PROMPT:
Determine the count of lines containing "Types" in the entries below and return only that figure.

GIVEN RECORDS:

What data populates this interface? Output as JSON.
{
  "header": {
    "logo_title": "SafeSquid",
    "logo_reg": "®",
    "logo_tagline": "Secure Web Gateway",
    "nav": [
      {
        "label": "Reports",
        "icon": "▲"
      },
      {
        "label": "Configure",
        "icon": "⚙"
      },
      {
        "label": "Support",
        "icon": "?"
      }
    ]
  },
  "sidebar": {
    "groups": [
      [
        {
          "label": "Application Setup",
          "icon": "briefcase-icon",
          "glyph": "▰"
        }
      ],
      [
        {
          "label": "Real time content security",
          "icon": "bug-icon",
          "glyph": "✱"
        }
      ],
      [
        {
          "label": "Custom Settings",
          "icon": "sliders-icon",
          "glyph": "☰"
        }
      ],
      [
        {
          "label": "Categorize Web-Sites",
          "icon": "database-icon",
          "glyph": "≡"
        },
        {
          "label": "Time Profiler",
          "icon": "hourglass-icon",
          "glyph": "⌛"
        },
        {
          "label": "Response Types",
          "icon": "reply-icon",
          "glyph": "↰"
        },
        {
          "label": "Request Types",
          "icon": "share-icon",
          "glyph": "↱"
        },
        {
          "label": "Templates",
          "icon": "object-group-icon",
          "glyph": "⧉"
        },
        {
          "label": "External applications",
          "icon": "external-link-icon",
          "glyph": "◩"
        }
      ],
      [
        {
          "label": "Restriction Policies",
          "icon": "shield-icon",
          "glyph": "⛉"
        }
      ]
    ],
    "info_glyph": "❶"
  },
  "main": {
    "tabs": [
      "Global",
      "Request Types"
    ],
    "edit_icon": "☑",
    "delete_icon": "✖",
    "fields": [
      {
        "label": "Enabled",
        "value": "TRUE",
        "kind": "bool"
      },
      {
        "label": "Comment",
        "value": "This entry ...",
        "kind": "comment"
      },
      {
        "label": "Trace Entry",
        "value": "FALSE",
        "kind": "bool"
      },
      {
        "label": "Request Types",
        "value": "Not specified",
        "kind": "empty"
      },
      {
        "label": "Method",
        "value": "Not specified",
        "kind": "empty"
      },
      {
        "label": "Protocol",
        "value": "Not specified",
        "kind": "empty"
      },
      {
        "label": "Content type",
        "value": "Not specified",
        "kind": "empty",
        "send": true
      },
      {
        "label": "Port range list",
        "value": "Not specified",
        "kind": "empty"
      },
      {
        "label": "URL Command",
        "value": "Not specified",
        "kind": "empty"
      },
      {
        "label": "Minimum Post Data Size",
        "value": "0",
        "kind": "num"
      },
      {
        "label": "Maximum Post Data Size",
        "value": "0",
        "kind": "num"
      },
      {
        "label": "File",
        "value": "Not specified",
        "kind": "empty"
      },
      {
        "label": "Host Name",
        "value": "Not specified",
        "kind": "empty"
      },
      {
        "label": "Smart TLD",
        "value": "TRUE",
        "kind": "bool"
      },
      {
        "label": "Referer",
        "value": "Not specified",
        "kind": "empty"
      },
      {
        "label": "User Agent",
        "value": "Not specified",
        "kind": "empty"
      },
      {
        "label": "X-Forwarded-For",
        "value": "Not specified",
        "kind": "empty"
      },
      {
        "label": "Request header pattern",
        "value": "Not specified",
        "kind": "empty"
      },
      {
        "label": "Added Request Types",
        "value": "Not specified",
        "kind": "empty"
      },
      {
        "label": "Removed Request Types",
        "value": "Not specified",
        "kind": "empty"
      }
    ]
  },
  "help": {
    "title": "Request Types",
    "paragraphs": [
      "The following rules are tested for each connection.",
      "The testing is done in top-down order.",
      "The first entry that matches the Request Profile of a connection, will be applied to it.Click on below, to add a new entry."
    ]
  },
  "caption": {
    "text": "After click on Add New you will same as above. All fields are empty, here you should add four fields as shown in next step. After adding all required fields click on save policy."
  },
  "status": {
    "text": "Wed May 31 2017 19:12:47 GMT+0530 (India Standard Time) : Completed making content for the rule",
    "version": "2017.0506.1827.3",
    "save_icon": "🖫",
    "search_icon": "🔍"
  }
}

FINISHED EXERCISE:
7